[Stored items]

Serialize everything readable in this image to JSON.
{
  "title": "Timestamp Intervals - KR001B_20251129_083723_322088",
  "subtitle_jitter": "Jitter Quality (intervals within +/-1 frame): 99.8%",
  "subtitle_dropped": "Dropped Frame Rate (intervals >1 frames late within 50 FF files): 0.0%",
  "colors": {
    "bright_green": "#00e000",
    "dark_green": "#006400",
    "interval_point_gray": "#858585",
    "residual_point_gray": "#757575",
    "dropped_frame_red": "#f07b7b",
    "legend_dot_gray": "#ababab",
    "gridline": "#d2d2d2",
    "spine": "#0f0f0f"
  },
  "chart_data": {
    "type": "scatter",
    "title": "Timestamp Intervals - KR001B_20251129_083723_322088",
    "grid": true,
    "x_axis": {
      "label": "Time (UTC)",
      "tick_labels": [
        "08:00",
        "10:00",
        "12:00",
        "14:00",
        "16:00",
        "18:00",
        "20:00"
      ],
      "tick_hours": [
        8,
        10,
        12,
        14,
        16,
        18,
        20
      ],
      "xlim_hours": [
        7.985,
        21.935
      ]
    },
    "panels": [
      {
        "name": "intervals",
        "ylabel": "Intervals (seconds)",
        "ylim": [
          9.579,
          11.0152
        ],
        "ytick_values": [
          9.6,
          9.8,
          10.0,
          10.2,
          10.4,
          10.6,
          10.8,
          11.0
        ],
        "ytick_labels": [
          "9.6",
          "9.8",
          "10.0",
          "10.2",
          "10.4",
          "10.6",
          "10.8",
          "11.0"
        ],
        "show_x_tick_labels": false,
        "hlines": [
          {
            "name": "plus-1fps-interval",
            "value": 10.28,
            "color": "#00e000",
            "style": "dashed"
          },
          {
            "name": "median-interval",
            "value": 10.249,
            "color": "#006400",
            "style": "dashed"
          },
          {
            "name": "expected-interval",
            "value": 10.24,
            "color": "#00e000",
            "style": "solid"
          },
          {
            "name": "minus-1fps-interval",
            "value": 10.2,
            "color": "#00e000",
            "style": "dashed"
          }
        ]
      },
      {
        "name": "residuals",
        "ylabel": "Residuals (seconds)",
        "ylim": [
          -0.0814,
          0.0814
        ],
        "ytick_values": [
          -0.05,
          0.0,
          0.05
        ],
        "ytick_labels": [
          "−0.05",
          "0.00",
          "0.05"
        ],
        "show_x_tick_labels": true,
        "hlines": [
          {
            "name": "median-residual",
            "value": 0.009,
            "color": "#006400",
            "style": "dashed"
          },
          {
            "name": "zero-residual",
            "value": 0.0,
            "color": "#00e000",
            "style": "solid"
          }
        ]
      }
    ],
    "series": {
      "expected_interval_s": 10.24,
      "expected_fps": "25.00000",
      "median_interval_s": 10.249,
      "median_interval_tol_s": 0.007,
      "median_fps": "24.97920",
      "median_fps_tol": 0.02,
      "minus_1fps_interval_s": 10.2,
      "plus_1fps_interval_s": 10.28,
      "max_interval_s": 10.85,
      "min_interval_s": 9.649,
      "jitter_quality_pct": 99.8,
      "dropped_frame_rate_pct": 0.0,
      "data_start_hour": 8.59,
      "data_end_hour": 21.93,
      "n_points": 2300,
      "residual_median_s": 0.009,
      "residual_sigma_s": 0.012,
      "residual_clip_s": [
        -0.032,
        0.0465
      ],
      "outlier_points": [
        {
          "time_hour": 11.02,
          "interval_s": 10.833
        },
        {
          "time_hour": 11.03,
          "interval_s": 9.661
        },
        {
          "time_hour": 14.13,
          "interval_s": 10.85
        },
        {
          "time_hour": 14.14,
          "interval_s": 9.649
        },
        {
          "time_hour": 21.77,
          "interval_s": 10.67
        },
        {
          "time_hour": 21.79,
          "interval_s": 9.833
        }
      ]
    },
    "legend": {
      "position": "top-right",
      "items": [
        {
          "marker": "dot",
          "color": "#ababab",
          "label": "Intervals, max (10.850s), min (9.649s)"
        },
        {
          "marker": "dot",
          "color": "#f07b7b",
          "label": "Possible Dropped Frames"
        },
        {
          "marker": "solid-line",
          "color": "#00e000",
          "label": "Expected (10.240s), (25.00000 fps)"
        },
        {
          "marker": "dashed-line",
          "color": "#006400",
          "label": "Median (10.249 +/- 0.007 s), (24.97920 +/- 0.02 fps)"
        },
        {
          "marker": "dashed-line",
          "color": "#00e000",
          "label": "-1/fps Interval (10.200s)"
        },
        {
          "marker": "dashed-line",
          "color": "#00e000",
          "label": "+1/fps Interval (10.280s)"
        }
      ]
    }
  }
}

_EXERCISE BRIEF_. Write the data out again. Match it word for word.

_RESPONSE TO THIS EXERCISE_.
Serialize everything readable in this image to JSON.
{
  "title": "Timestamp Intervals - KR001B_20251129_083723_322088",
  "subtitle_jitter": "Jitter Quality (intervals within +/-1 frame): 99.8%",
  "subtitle_dropped": "Dropped Frame Rate (intervals >1 frames late within 50 FF files): 0.0%",
  "colors": {
    "bright_green": "#00e000",
    "dark_green": "#006400",
    "interval_point_gray": "#858585",
    "residual_point_gray": "#757575",
    "dropped_frame_red": "#f07b7b",
    "legend_dot_gray": "#ababab",
    "gridline": "#d2d2d2",
    "spine": "#0f0f0f"
  },
  "chart_data": {
    "type": "scatter",
    "title": "Timestamp Intervals - KR001B_20251129_083723_322088",
    "grid": true,
    "x_axis": {
      "label": "Time (UTC)",
      "tick_labels": [
        "08:00",
        "10:00",
        "12:00",
        "14:00",
        "16:00",
        "18:00",
        "20:00"
      ],
      "tick_hours": [
        8,
        10,
        12,
        14,
        16,
        18,
        20
      ],
      "xlim_hours": [
        7.985,
        21.935
      ]
    },
    "panels": [
      {
        "name": "intervals",
        "ylabel": "Intervals (seconds)",
        "ylim": [
          9.579,
          11.0152
        ],
        "ytick_values": [
          9.6,
          9.8,
          10.0,
          10.2,
          10.4,
          10.6,
          10.8,
          11.0
        ],
        "ytick_labels": [
          "9.6",
          "9.8",
          "10.0",
          "10.2",
          "10.4",
          "10.6",
          "10.8",
          "11.0"
        ],
        "show_x_tick_labels": false,
        "hlines": [
          {
            "name": "plus-1fps-interval",
            "value": 10.28,
            "color": "#00e000",
            "style": "dashed"
          },
          {
            "name": "median-interval",
            "value": 10.249,
            "color": "#006400",
            "style": "dashed"
          },
          {
            "name": "expected-interval",
            "value": 10.24,
            "color": "#00e000",
            "style": "solid"
          },
          {
            "name": "minus-1fps-interval",
            "value": 10.2,
            "color": "#00e000",
            "style": "dashed"
          }
        ]
      },
      {
        "name": "residuals",
        "ylabel": "Residuals (seconds)",
        "ylim": [
          -0.0814,
          0.0814
        ],
        "ytick_values": [
          -0.05,
          0.0,
          0.05
        ],
        "ytick_labels": [
          "−0.05",
          "0.00",
          "0.05"
        ],
        "show_x_tick_labels": true,
        "hlines": [
          {
            "name": "median-residual",
            "value": 0.009,
            "color": "#006400",
            "style": "dashed"
          },
          {
            "name": "zero-residual",
            "value": 0.0,
            "color": "#00e000",
            "style": "solid"
          }
        ]
      }
    ],
    "series": {
      "expected_interval_s": 10.24,
      "expected_fps": "25.00000",
      "median_interval_s": 10.249,
      "median_interval_tol_s": 0.007,
      "median_fps": "24.97920",
      "median_fps_tol": 0.02,
      "minus_1fps_interval_s": 10.2,
      "plus_1fps_interval_s": 10.28,
      "max_interval_s": 10.85,
      "min_interval_s": 9.649,
      "jitter_quality_pct": 99.8,
      "dropped_frame_rate_pct": 0.0,
      "data_start_hour": 8.59,
      "data_end_hour": 21.93,
      "n_points": 2300,
      "residual_median_s": 0.009,
      "residual_sigma_s": 0.012,
      "residual_clip_s": [
        -0.032,
        0.0465
      ],
      "outlier_points": [
        {
          "time_hour": 11.02,
          "interval_s": 10.833
        },
        {
          "time_hour": 11.03,
          "interval_s": 9.661
        },
        {
          "time_hour": 14.13,
          "interval_s": 10.85
        },
        {
          "time_hour": 14.14,
          "interval_s": 9.649
        },
        {
          "time_hour": 21.77,
          "interval_s": 10.67
        },
        {
          "time_hour": 21.79,
          "interval_s": 9.833
        }
      ]
    },
    "legend": {
      "position": "top-right",
      "items": [
        {
          "marker": "dot",
          "color": "#ababab",
          "label": "Intervals, max (10.850s), min (9.649s)"
        },
        {
          "marker": "dot",
          "color": "#f07b7b",
          "label": "Possible Dropped Frames"
        },
        {
          "marker": "solid-line",
          "color": "#00e000",
          "label": "Expected (10.240s), (25.00000 fps)"
        },
        {
          "marker": "dashed-line",
          "color": "#006400",
          "label": "Median (10.249 +/- 0.007 s), (24.97920 +/- 0.02 fps)"
        },
        {
          "marker": "dashed-line",
          "color": "#00e000",
          "label": "-1/fps Interval (10.200s)"
        },
        {
          "marker": "dashed-line",
          "color": "#00e000",
          "label": "+1/fps Interval (10.280s)"
        }
      ]
    }
  }
}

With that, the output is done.